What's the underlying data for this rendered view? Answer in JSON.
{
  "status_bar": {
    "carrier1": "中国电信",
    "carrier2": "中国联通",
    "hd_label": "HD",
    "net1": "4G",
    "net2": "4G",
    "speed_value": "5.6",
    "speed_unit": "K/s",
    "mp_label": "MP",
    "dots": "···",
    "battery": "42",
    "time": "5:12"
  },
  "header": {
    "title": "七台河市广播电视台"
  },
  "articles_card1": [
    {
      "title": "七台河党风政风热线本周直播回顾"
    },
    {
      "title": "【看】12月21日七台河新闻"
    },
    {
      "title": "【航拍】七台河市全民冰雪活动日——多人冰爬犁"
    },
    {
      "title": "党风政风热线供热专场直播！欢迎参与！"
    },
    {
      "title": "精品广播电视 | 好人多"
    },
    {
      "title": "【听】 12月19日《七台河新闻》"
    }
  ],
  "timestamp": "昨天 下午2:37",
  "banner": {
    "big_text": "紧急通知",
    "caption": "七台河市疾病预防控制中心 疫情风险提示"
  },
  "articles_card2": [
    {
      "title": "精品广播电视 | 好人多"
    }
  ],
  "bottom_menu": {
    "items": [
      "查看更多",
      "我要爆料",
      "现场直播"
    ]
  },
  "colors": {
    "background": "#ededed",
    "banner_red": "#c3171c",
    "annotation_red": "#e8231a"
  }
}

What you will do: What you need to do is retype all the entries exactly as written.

Answer box:
What's the underlying data for this rendered view? Answer in JSON.
{
  "status_bar": {
    "carrier1": "中国电信",
    "carrier2": "中国联通",
    "hd_label": "HD",
    "net1": "4G",
    "net2": "4G",
    "speed_value": "5.6",
    "speed_unit": "K/s",
    "mp_label": "MP",
    "dots": "···",
    "battery": "42",
    "time": "5:12"
  },
  "header": {
    "title": "七台河市广播电视台"
  },
  "articles_card1": [
    {
      "title": "七台河党风政风热线本周直播回顾"
    },
    {
      "title": "【看】12月21日七台河新闻"
    },
    {
      "title": "【航拍】七台河市全民冰雪活动日——多人冰爬犁"
    },
    {
      "title": "党风政风热线供热专场直播！欢迎参与！"
    },
    {
      "title": "精品广播电视 | 好人多"
    },
    {
      "title": "【听】 12月19日《七台河新闻》"
    }
  ],
  "timestamp": "昨天 下午2:37",
  "banner": {
    "big_text": "紧急通知",
    "caption": "七台河市疾病预防控制中心 疫情风险提示"
  },
  "articles_card2": [
    {
      "title": "精品广播电视 | 好人多"
    }
  ],
  "bottom_menu": {
    "items": [
      "查看更多",
      "我要爆料",
      "现场直播"
    ]
  },
  "colors": {
    "background": "#ededed",
    "banner_red": "#c3171c",
    "annotation_red": "#e8231a"
  }
}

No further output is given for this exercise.